(Interface dataset entries)
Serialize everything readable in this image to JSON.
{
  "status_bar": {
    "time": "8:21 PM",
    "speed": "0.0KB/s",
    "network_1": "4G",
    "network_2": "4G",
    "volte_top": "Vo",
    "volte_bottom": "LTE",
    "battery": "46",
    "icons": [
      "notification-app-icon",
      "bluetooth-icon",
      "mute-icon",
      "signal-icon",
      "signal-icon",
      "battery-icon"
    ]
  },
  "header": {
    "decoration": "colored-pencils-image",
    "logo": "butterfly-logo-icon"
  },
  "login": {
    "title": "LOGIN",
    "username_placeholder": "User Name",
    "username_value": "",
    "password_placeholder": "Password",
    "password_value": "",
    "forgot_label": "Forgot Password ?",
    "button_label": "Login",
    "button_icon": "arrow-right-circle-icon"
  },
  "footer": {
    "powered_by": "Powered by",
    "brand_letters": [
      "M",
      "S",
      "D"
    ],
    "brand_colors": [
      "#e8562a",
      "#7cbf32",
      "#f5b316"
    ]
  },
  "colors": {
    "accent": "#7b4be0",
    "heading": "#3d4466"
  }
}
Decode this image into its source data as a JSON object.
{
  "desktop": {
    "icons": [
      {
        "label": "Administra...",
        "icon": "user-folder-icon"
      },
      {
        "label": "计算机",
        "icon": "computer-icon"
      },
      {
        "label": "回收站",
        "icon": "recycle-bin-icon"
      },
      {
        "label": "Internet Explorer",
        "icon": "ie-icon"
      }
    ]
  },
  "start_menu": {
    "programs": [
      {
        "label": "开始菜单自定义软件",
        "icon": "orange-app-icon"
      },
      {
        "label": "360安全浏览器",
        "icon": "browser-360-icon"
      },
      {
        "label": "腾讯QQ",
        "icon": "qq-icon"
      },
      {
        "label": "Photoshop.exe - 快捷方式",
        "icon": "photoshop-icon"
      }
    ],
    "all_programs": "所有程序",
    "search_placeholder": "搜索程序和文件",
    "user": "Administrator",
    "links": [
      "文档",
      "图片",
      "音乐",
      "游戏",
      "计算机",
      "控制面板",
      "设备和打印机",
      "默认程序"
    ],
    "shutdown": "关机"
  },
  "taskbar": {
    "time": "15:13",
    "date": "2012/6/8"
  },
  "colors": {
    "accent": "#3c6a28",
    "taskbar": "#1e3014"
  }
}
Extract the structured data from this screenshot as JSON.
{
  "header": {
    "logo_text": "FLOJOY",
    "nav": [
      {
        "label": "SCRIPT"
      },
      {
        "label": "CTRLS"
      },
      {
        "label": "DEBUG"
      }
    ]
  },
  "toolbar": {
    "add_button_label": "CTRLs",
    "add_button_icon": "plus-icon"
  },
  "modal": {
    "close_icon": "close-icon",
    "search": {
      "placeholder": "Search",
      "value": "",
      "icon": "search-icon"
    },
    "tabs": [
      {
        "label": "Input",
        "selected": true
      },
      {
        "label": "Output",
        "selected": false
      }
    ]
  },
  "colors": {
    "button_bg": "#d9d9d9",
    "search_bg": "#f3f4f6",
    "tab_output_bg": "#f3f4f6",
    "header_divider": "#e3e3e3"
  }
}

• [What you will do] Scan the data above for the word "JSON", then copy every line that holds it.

• [Expected answer]
Serialize everything readable in this image to JSON.
Decode this image into its source data as a JSON object.
Extract the structured data from this screenshot as JSON.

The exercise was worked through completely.